    This was the start of an economic crisis. Spending money on weapons, supplies for men, extra first aid and other necessities for the war meant the government were spending a lot more money than they used to (Over 50% of GNP by 1918)

  1. Why did women fail to gain the vote between 1900-1914?

    In order to give women the vote, the property qualification of the voting qualification would have to be changed. In 1908, Herbert Asquith took over as leader of the Liberal government. Unfortunately for the suffragettes, he was against women's franchise.

  2. Evaluate the impact of the First World War on the social, economic and political ...

    Their other method, which was quite successful, was that women who were with the suffragettes would commit crimes and deliberately get arrested and sent to prison. In prison, they would go on a hunger strike. But they would be force-fed.

  1. Evacuation in Britain during the Second World War

    than showing the start of children's evacuation journey, as it is a personal experience of evacuation. 2) Source G is an extract taken from a novel. Is it reliable as evidence about evacuees? Source G is taken from Carrie's War by Nina Bawden, which was published in 1973, about the

  2. Women in world war one

    This decrease suggests that the 500,000 workers lost, went on to work in the other fields that needed workers. Therefore showing that women were abandoning their responsibilities or rather the responsibility society had appointed to them. The jobs were not the only things that kept women motivated and grateful in their new fields of work.

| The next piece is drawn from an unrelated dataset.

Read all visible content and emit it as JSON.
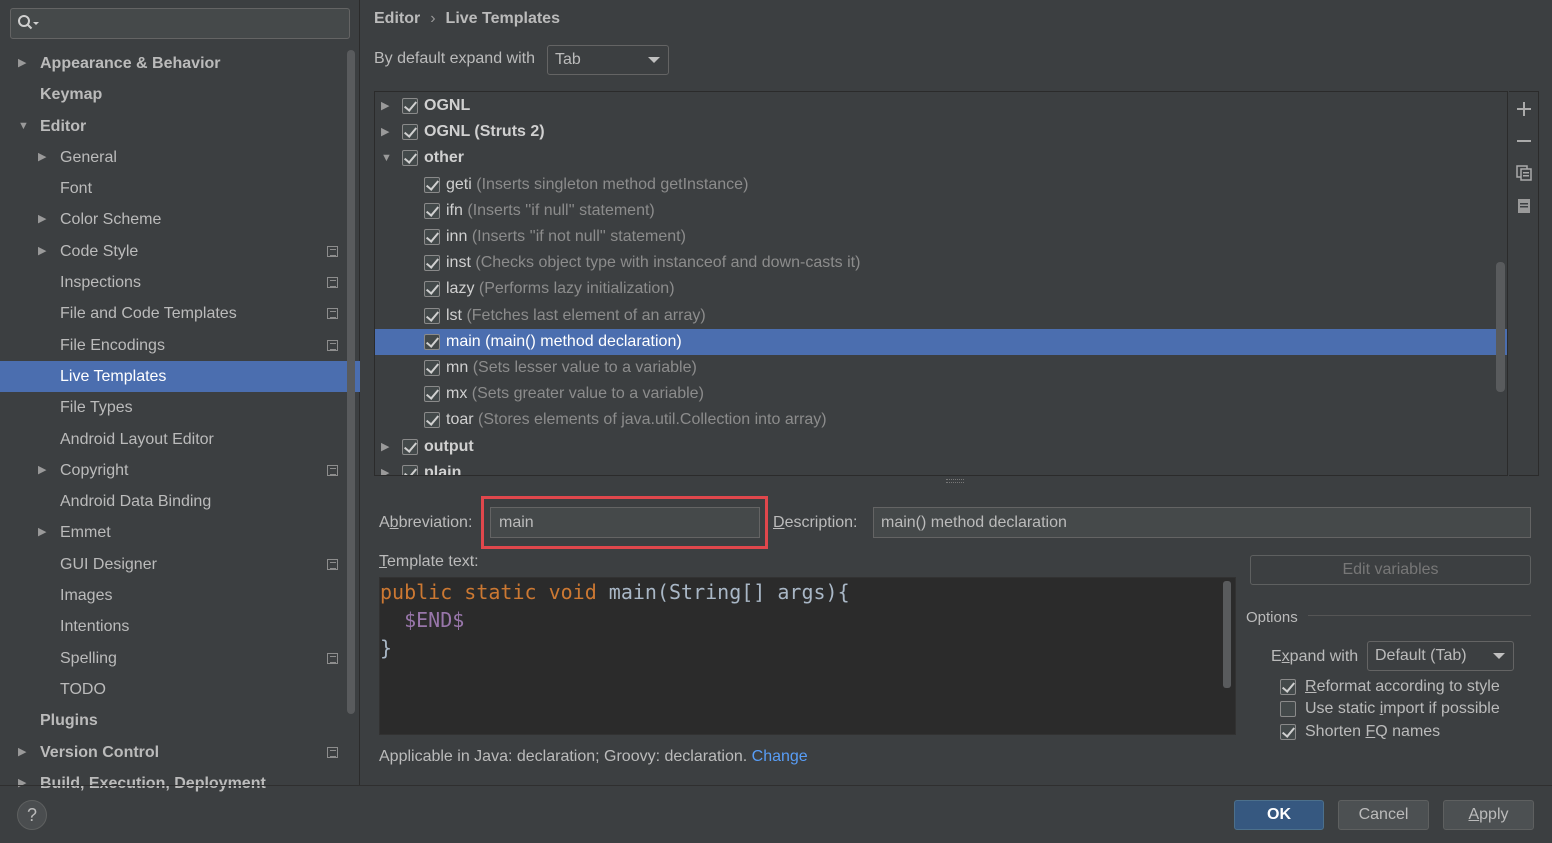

  1. Why were British Civilians affected by World War 2?

    The Blitz on Britain was intended to damage British Civilians morale and cause them to put pressure on the Government to surrender. As consequence of Hitler changing tactics civilians were more at risk and the government recognised this and prepared to protect them (through issuing gas masks, evacuation, air-raid sirens, Anderson shelters, enforcing blackouts etc).

  2. Why did World War One break out in 1914?

    The division of Europe also led to a number of other causes which increased tension. Another factor for the war was the Great Powers; countries were getting more power hungry and were starting to build up their navies and industries.

  • Over 160,000 pieces
    of student written work
  • Annotated by
    experienced teachers
  • Ideas and feedback to
    improve your own work